Hemp:  The federal government has given a green light to growing of hemp. Much of the commercial interest focuses on CBD (cannabidiol), an oil. While CBD can have small amounts of THC in it, it’s non-psychoactive and is not to be confused with pot.  The stakeholders in the hemp industry—farmers, chemists, processors, retailers, investors—would like to see the product regulated.

Clean Water Funding: Vermont is confronting water pollution of our rivers and lakes. The House is committed to identifying a permanent funding source to address water pollution statewide.

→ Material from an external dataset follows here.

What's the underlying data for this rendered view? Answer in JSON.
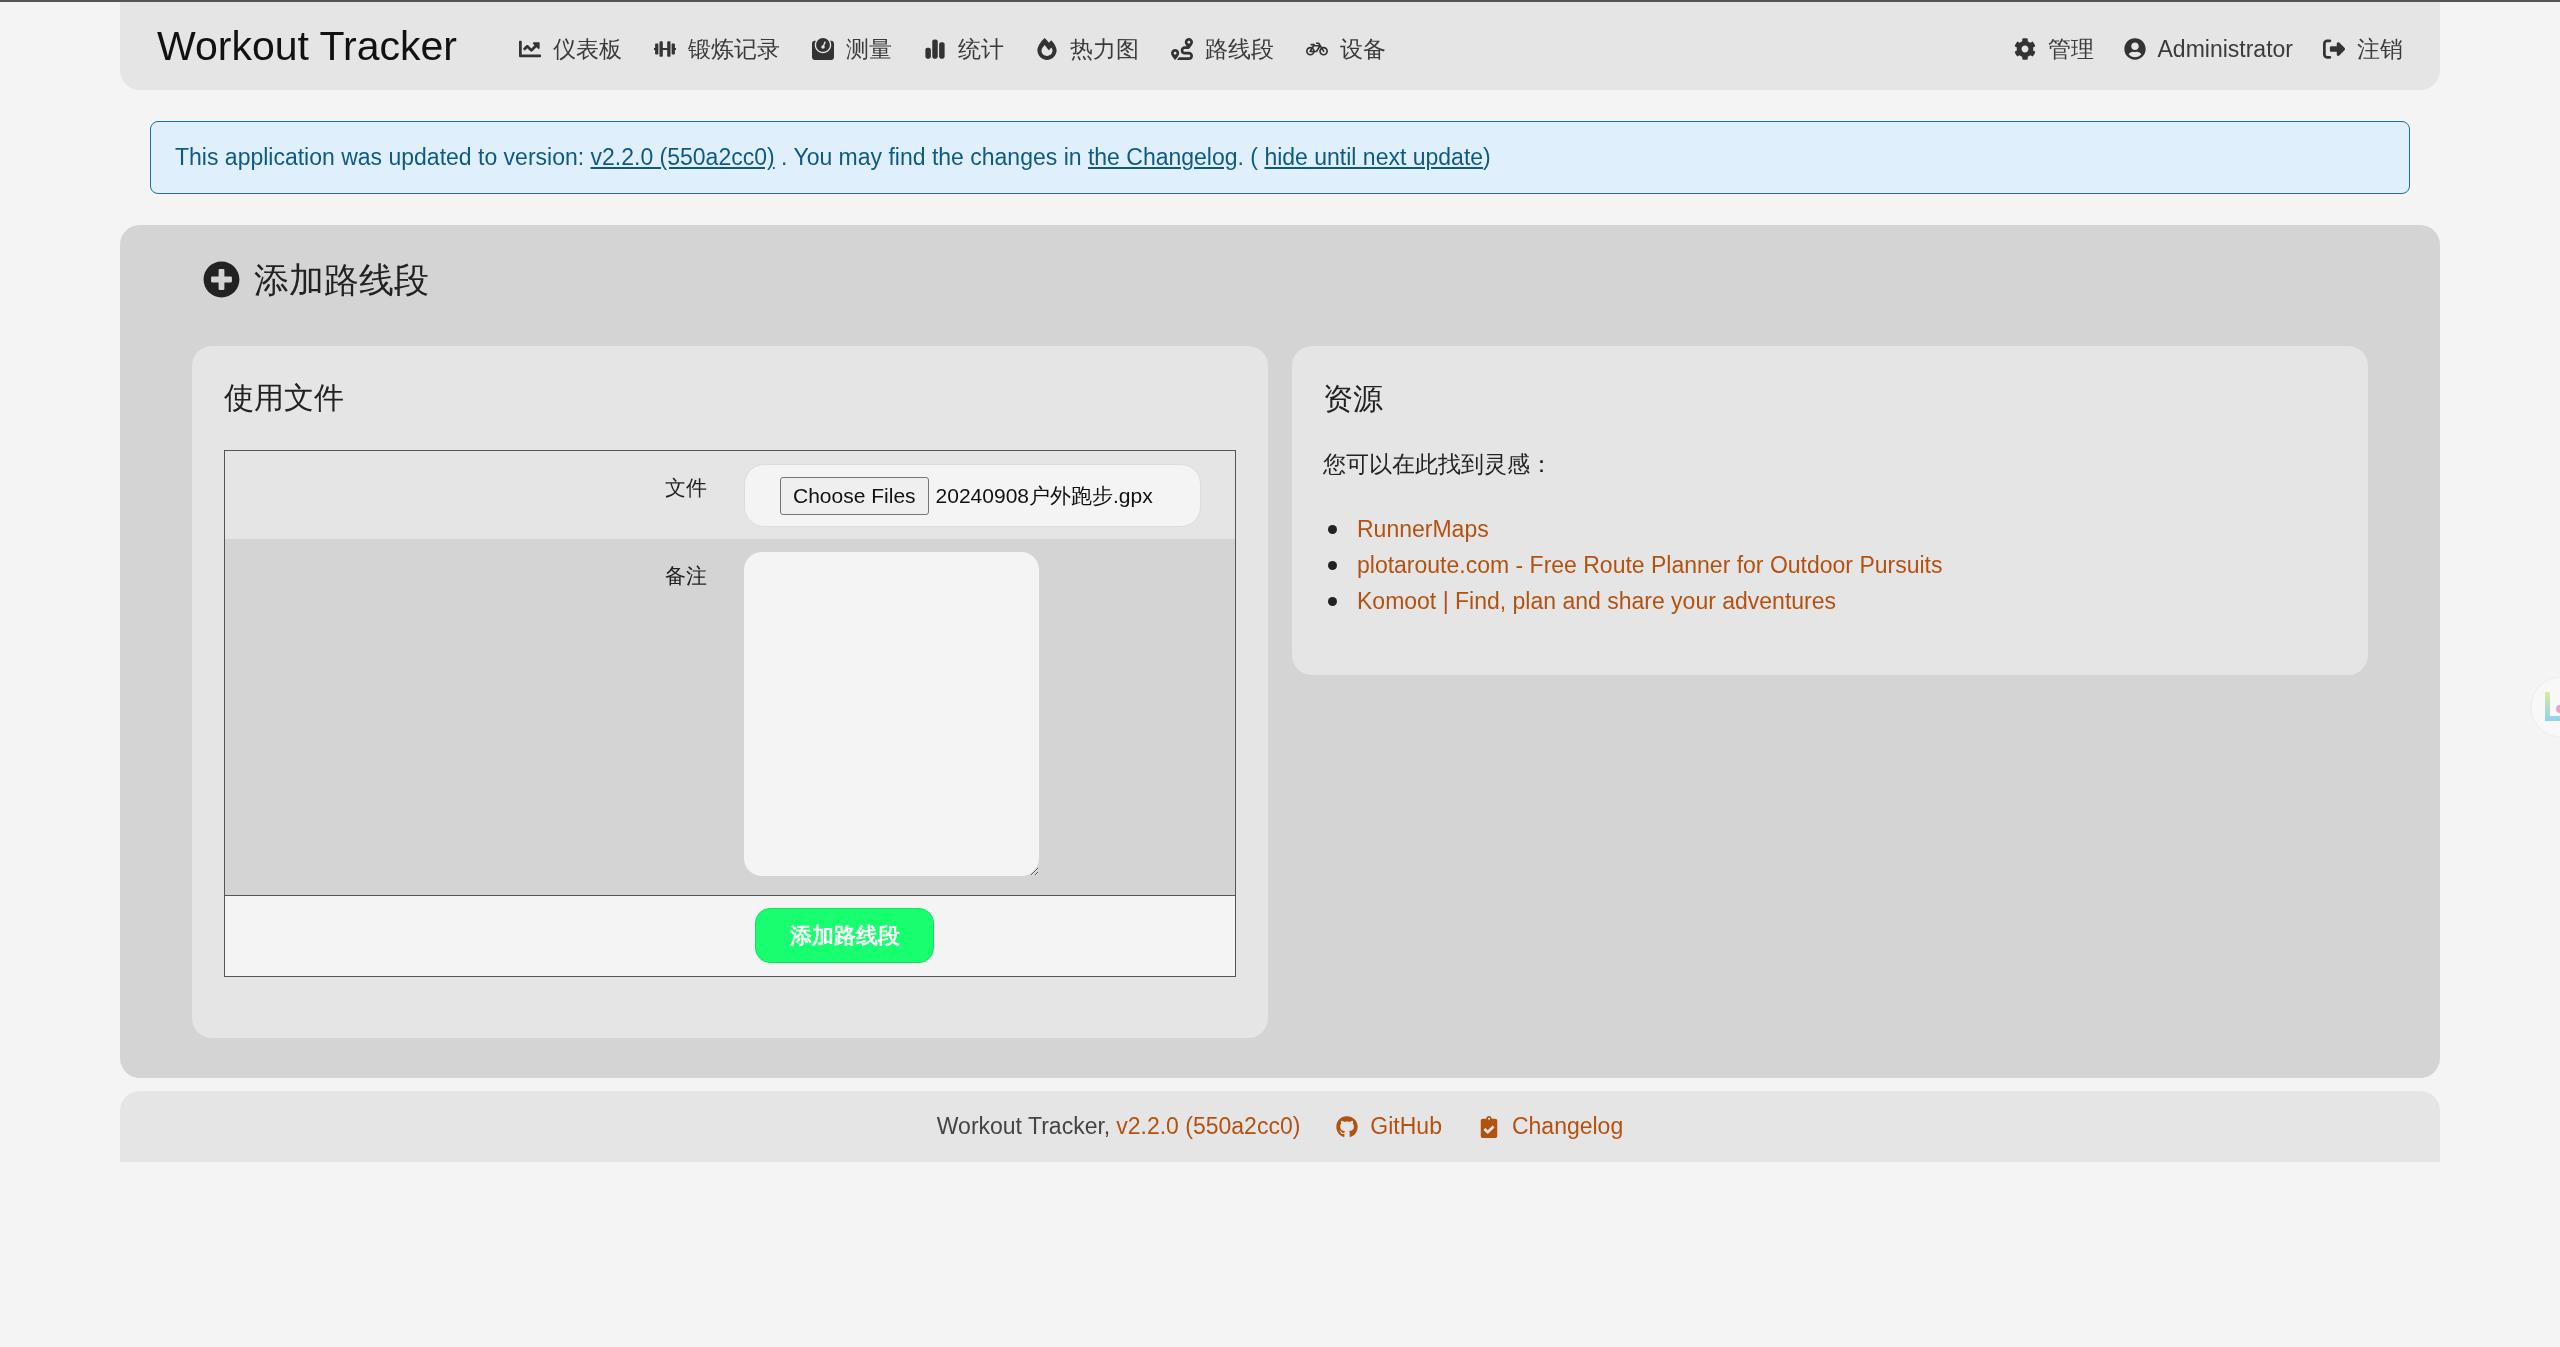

These funds will support water quality improvements at farms, help municipalities address wastewater treatment needs and manage stormwater runoff, and restore rivers, floodplains and wetlands to help improve resilience to future flooding.

Act 250 Updates: Act 250, enacted in 1970, focuses on safeguarding Vermont’s working lands – farms and forests – from sprawl, reserving agricultural soils for agriculture, protecting natural resources, promoting energy efficiency, and helping municipalities balance growth with the costs of development. Coming up to its 50-year anniversary, the Legislature established a commission last year to evaluate and provide recommendations to update the Act to achieve environmental protection for the next 50 years. The Natural Resources, Fish & Wildlife Committee is reviewing these recommendations as part of the committee bill development process.

Protecting Firefighters and EMT’s: House Judiciary passed H.321. This bill proposes to expand the aggravated murder statute to include the killing of a firefighter or an emergency medical provider. Current law includes only law enforcement officers. The House Judiciary recognizes how all too often firefighters and EMT’s place their lives in danger beyond a fire or medical emergency.

Maxine Grad
Chair of House Committee on Judiciary
PO Box 603. Moretown, VT
[email protected]

Kari Dolan
Member of House Committee on Natural Resources, Fish & Wildlife
PO Box 1443, Waitsfield, VT
(802) 496-5020
[email protected]